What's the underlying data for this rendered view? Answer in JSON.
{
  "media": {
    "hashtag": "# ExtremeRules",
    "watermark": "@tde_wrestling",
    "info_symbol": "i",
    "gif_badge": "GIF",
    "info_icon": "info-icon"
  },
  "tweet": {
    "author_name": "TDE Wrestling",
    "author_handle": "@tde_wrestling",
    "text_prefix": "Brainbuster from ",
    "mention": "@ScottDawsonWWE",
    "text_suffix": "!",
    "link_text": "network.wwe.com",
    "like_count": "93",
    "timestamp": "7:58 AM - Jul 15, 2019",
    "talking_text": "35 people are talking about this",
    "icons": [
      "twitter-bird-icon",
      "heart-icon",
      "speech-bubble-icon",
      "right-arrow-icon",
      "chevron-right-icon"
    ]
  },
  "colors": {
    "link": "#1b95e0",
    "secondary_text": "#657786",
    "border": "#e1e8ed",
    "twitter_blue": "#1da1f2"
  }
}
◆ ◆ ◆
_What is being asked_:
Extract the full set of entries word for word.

_Answer space_:
What's the underlying data for this rendered view? Answer in JSON.
{
  "media": {
    "hashtag": "# ExtremeRules",
    "watermark": "@tde_wrestling",
    "info_symbol": "i",
    "gif_badge": "GIF",
    "info_icon": "info-icon"
  },
  "tweet": {
    "author_name": "TDE Wrestling",
    "author_handle": "@tde_wrestling",
    "text_prefix": "Brainbuster from ",
    "mention": "@ScottDawsonWWE",
    "text_suffix": "!",
    "link_text": "network.wwe.com",
    "like_count": "93",
    "timestamp": "7:58 AM - Jul 15, 2019",
    "talking_text": "35 people are talking about this",
    "icons": [
      "twitter-bird-icon",
      "heart-icon",
      "speech-bubble-icon",
      "right-arrow-icon",
      "chevron-right-icon"
    ]
  },
  "colors": {
    "link": "#1b95e0",
    "secondary_text": "#657786",
    "border": "#e1e8ed",
    "twitter_blue": "#1da1f2"
  }
}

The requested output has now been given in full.